Krishna bent over, picked up a stone, and weighed it in his hand. “Tell me, Nadu,” Krishna asked further, “if things possess different shape, colour, and weight, is it not to prevent foolish men from making mistakes?”

[Text: http://johnvespasian.blogspot.com]

[Image by Frank-Bernard under Creative Commons Attribution License. See the license terms under http://creativecommons.org/licenses/by/3.0/us]

How Krishna avoided mistakes


Although every philosopher has disciples, Krishna would have preferred not to have any. “Life is barely long enough to learn what is what,” he often told himself. “Days are too short to try to teach those who cannot be taught.”

Nevertheless, out of kindness and love for humanity, Krishna did talk to Nadu from time to time. Have other philosophers been luckier in their choice of disciples? Would Krishna have become wiser if he had avoided Nadu? All this, we don't know, but it is difficult to say no.

One summer day, Krishna woke up at dawn, walked out of his castle, crossed the forest, arrived at the river, and sat down under a banyan tree to meditate. Five hours later, when the sun was already high in the sky, Krishna felt Nadu's shadow at his side.

“Long live the wise, Krishna,” saluted Nadu with a smile. “I have a question for you.” Krishna opened his eyes and took in a deep breath. “You know what I have told you, Nadu,” he replied. “Those curious enough to ask questions are always able to figure out answers for themselves.”

If we trust tradition, Nadu was not stupid and his vices were those of an average man. Don't we all wish to learn without effort and know without understanding? Nadu pointed at the stones by the river and asked “How come that every stone is different? Why are they not all the same?”

Krishna looked at the stones and shook his head. What a silly question, he thought, the answer is so obvious that even a child would know. “Each stone is different in order to avoid mistakes,” he explained calmly. The response seemed to puzzle Nadu, who stared at the river, totally confused.

Mistakes? What mistakes was Krishna talking about? After a long while, Nadu turned again to Krishna. “I cannot see what you mean,” Nadu confessed timidly. “How can stones err if they never make decisions? Doesn't the river alone determine the place of every stone?”
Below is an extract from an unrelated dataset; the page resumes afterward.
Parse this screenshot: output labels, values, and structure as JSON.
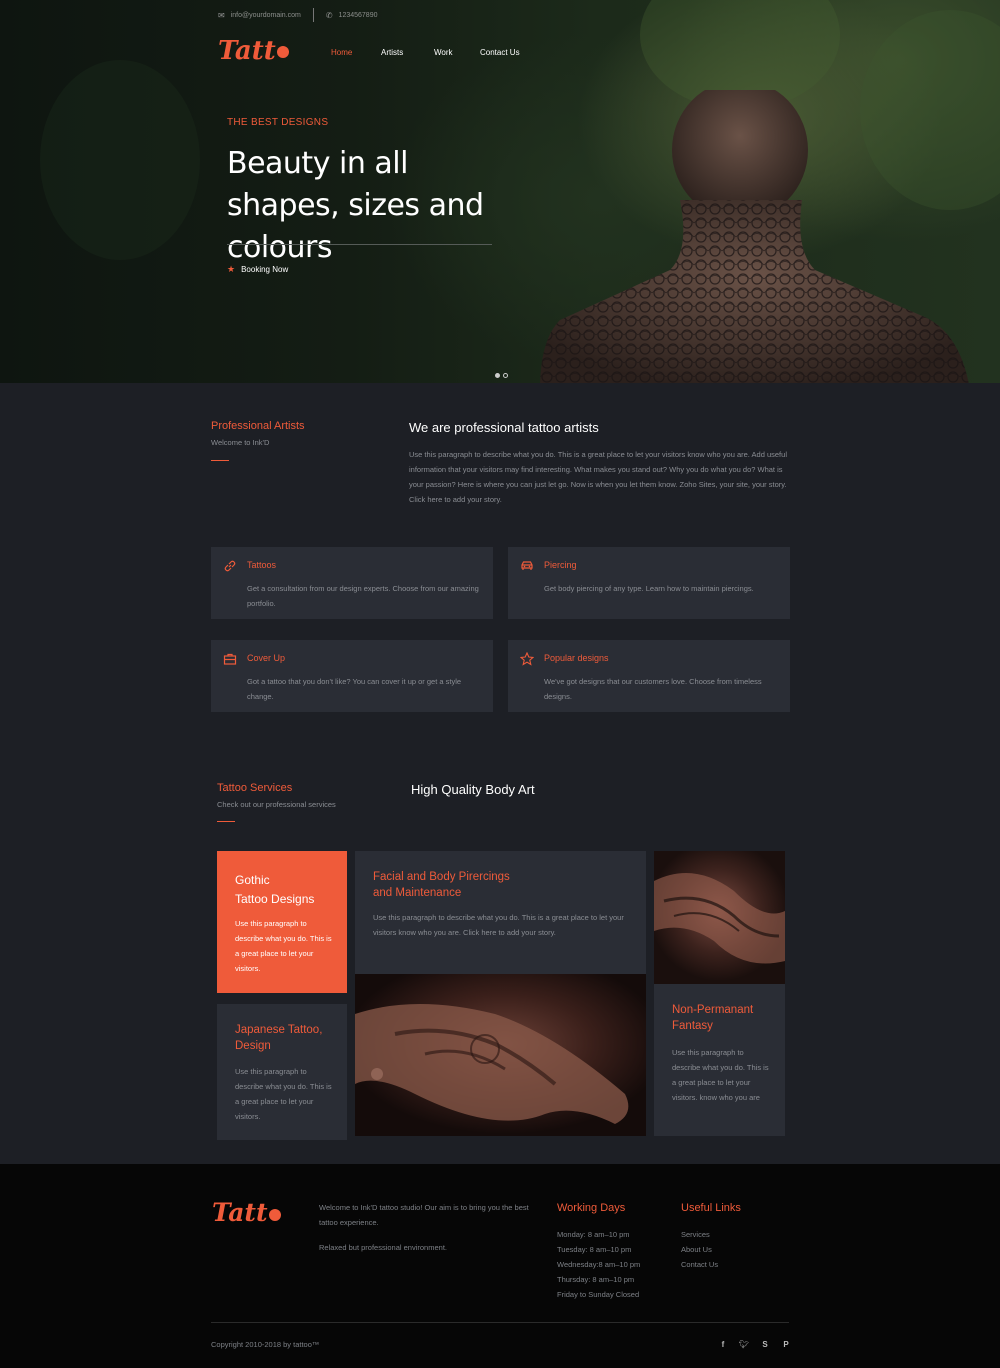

Lesser philosophers would have been exasperated by Nadu's inability to grasp simple truths, but not Krishna. With infinite patience, he stood up, walked up to Nadu, and pointed at the stones. “Tell me, Nadu, what would happen if all stones were the same?” inquired Krishna.

“Then those wouldn't be stones,” reasoned Nadu. “Those would be bricks.” Krishna nodded encouragingly, but Nadu was unable to finish the chain of thought on his own. “Tell me, Nadu,” Krishna went on, “what would happen if you found bricks in the river?”

Perplexed, Nadu looked again at the stones, wondering where Krishna's questions were leading to. “That would be a mistake,” Nadu acknowledged hesitatingly. “Bricks are meant for building houses and no sane man throws his bricks into the river.”

Krishna bent over, picked up a stone, and weighed it in his hand. “Tell me, Nadu,” Krishna asked further, “if things possess different shape, colour, and weight, is it not to prevent foolish men from making mistakes?”

[Text: http://johnvespasian.blogspot.com]

[Image by Frank-Bernard under Creative Commons Attribution License. See the license terms under http://creativecommons.org/licenses/by/3.0/us]